Find and visit a Local Record Store and get phone number and directions (call first, there is no guarantee which products may be in stock locally)
Purchase now from a local store that sells online or when available from an indie store on RSDMRKT.com
Purchase digitally now from recordstoreday.com (which serves local record stores)
Find a local store

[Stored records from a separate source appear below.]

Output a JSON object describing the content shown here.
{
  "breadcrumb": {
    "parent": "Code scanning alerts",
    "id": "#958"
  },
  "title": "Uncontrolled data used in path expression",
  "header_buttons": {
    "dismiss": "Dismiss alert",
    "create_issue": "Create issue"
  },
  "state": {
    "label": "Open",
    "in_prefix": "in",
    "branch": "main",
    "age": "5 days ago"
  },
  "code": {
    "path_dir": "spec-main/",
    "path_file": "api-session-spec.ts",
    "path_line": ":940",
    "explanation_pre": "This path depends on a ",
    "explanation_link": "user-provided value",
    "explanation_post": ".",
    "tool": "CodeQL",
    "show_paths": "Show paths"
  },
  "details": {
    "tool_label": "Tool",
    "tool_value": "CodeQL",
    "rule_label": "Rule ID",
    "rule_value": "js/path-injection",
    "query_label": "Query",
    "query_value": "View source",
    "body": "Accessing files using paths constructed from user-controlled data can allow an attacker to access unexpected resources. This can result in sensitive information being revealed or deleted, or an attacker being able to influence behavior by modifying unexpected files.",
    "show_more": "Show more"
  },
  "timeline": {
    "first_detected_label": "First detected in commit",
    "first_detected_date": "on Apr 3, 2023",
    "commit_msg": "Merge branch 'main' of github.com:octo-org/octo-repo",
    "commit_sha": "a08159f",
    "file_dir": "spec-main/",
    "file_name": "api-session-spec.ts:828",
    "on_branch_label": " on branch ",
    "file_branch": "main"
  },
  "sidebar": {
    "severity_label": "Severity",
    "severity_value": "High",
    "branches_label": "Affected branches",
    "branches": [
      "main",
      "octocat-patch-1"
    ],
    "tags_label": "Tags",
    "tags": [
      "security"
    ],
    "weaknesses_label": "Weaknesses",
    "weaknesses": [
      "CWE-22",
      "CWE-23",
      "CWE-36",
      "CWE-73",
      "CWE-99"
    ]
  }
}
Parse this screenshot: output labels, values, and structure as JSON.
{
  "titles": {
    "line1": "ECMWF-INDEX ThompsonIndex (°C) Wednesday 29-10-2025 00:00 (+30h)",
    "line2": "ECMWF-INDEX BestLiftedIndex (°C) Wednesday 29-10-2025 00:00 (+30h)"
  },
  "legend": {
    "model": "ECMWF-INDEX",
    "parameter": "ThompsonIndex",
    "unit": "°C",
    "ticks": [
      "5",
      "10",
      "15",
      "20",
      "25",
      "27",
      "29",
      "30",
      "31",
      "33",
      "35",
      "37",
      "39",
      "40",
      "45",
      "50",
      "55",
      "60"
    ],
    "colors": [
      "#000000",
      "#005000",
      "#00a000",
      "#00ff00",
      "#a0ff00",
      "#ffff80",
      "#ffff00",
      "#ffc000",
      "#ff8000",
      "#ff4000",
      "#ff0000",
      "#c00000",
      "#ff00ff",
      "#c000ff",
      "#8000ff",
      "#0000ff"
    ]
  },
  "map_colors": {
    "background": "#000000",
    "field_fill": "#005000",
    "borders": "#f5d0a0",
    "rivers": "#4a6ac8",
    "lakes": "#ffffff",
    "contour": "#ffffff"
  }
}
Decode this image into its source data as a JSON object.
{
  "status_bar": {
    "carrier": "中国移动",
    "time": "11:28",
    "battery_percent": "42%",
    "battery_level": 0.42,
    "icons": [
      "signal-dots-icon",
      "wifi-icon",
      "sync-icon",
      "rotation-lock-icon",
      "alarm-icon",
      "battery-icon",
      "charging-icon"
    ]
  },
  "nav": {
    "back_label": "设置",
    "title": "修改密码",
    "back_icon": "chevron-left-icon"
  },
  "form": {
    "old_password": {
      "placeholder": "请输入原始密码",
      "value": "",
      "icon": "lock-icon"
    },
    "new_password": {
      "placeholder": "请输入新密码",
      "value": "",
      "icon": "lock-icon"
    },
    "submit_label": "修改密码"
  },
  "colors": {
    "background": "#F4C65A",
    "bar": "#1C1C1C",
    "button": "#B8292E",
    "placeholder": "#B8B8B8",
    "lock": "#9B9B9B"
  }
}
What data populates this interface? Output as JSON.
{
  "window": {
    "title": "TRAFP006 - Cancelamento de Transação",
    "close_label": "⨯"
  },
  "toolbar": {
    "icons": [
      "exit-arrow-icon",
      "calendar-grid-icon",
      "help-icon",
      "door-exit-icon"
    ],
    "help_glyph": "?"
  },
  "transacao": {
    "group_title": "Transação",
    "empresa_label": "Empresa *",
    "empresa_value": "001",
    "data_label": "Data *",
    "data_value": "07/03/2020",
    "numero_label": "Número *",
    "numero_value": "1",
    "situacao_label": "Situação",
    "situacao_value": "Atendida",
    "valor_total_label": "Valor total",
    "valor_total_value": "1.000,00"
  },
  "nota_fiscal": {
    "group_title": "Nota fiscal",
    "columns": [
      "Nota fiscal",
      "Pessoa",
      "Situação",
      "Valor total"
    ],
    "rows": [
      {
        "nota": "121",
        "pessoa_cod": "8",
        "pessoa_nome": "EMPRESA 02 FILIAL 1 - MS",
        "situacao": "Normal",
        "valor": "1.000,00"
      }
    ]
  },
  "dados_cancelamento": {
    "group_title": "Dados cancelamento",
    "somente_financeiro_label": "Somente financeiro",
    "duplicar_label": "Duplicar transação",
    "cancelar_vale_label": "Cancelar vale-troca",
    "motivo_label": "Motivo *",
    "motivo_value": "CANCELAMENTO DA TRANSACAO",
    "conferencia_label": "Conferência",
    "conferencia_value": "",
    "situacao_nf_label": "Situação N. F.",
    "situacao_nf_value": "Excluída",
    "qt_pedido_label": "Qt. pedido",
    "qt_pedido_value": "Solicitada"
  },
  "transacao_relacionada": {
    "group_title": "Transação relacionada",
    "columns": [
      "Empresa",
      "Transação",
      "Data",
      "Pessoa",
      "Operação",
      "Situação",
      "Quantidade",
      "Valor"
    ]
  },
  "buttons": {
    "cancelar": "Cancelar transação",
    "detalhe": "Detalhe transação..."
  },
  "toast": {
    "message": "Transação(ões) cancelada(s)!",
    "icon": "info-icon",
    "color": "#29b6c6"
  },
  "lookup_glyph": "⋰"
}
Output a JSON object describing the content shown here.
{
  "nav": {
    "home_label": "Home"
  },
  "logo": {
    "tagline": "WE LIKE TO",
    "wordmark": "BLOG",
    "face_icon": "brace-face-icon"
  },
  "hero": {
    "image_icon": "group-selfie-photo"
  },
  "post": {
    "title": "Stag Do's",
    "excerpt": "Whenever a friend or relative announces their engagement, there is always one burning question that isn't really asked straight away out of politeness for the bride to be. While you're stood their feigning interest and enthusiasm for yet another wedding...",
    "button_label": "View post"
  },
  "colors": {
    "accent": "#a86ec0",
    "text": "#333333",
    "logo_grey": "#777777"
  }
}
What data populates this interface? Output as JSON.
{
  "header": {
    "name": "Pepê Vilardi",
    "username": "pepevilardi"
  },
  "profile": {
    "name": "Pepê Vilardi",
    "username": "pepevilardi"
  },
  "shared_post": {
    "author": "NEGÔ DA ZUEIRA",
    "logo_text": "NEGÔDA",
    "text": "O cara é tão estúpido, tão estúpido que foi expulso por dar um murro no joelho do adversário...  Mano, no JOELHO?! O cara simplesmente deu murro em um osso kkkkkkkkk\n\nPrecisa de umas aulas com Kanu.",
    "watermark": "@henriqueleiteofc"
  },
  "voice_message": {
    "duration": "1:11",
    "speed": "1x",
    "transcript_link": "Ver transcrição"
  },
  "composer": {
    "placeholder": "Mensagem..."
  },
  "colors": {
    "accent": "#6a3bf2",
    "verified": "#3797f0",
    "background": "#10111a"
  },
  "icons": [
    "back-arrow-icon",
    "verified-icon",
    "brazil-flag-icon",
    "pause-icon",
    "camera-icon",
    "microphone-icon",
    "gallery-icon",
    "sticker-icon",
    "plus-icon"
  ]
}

Ever since his debut was heralded as "a young master's first masterpiece" by none other than Ingmar Bergman, director Lukas Moodysson has been hailed internationally as one of Sweden's greatest filmmaking talents, delighting and confounding audiences in equal measure. Moodysson's first film, Fucking Åmål (released overseas as Show Me Love), tells the story of awkward small-town teenager Agnes and her crush on popular classmate Elin, which unexpectedly blossoms into real-life romance; it was quickly heralded as a new queer cinema touchstone and one of the most authentic portrayals of youthful relationships on film. He swiftly followed this with the bittersweet, satirical 1970s-set Together, in which the inhabitants of a commune try to reconcile their ideals with their hearts' desires. Having made a name for himself as the new master of tragicomic, feel-good humanism, Moodysson suddenly frustrated expectations with a trio of startlingly confrontational works: the hauntingly bleak Lilya 4-ever, based on a real-life case of a Russian girl sold into sex trafficking in Sweden; the abrasive and semi-improvised A Hole in My Heart, detailing the messy (un)making of an amateur porn video in a tiny flat; and the avant garde Container, narrated in it's English version by Jena Malone (Donnie Darko). After making his mainstream English-language debut with the expansive Mammoth, starring Gael García Bernal and Michelle Williams, Moodysson returned to his roots with We Are the Best! (based on a graphic novel by his wife and "consigliere" Coco), the charming and funny tale of three schoolgirls starting a punk band in early-1980s Stockholm. Moodysson's eclectic filmography can now be appreciated as the work of a singular filmmaking voice, as avowedly uncompromising and unabashedly political as it is keenly observed, deeply felt and frequently hilarious.